Task 8 – Harvard referencing

This allows for links outside of the blogging environment and encourages further research and they presentation of information on the blogging. Stages 3, 4 and 5 are being utilised as learners can read other learners comments for ideas, but also post their own research using the correct Harvard referencing techniques.

 

What I have found from looking at other learners blogs is that some learners are not using them, which goes back to the idea of what you get out of something is directly correlated to what you put in. I have actually found that sticking as close as I can to the schedule of tasks has really helped to maintain the discipline of blogging on a regular basis and keeping up to date with the blog entries required for the MSc.  How to engage learners that are not engaging with the blogging is a challenge and I am not sure if I have the answers for at this stage. I believe from my own experiences that if learners know that something is not being formally assessed or does not go towards their final assessment they can lack engagement with the demands of certain tasks.

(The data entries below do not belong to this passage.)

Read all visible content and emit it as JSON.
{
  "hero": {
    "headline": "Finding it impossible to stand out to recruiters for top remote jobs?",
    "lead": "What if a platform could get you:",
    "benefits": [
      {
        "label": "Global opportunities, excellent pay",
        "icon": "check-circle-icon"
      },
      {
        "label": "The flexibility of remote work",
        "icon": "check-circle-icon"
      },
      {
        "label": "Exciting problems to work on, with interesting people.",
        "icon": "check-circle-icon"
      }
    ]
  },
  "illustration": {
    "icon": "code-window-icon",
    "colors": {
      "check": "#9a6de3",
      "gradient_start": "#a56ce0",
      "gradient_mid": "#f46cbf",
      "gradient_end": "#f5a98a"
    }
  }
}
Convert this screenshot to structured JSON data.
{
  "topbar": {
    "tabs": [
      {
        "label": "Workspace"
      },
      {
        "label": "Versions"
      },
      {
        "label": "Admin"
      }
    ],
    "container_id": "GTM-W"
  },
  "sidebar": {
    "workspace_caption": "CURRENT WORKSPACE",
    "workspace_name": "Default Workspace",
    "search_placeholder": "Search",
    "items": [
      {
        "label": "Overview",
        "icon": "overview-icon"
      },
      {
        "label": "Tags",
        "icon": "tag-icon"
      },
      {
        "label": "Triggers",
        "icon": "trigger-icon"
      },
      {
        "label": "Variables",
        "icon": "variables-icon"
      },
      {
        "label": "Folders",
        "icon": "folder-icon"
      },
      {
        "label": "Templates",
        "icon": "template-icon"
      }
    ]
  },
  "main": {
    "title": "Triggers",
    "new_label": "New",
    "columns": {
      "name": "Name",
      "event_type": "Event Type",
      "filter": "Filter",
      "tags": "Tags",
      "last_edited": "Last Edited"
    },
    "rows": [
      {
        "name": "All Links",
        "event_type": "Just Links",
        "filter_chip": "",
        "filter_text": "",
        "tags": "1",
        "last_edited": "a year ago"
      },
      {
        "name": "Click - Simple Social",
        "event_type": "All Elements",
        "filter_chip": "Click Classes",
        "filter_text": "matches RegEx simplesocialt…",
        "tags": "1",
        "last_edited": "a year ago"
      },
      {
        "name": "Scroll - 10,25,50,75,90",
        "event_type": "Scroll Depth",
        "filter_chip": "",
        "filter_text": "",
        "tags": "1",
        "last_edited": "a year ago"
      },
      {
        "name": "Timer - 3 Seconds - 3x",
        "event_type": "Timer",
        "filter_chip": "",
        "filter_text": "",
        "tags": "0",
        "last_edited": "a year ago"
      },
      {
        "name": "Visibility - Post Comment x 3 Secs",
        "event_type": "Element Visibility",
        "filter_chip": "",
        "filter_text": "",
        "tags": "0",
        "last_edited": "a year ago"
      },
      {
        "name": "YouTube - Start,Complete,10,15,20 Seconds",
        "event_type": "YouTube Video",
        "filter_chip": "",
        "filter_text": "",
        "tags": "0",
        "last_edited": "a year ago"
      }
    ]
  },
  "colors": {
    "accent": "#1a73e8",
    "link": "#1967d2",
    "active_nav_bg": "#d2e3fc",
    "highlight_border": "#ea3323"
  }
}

I can see though that the stages of the model have been used initially in sequence and rightly so allowing learners to get to grips with the technicalities of the blogging software and shift in learning paradigm. From doing this process I can see that when doing something new and especially utilising new tools online, learners need an approach that scaffolds them to get past the technical issues and become comfortable with the online tool to then increase learning and interactivity between learning and learners.  

 

 





Task 8 – Harvard Referencing (Constructivist Approach)

19 11 2011

Constructivist approach

Constructivist approach to learning is based on the idea that learners construct their own models of reality based on their prior learning and knowledge of the world, (Mayes & de Freitas, 2004). Learners should be allowed to construct knowledge rather than being given knowledge through instructions. This view originated from Piaget (1970) who said that learners must construct their own concepts through their own active experimentation. This view discredits the behaviourist approach of learning by memorising. The constructivist approach allows learners to have their own personal interpretation of a learning event as opposed to rope learning.

Works Cited

Mayes, T., & de Freitas, S. (2004). JISC E-learning Models Desk Study. Stage 2: Review of e-learning theories, frameworks and models. Retrieved November 17, 2011, from http://www.jisc.ac.uk: http://www.jisc.ac.uk/whatwedo/programmes/elearningpedagogy/outcomes.aspx

Piaget, J. (1970). Science of edcuation and the psycology of the child. New York: Orion Press.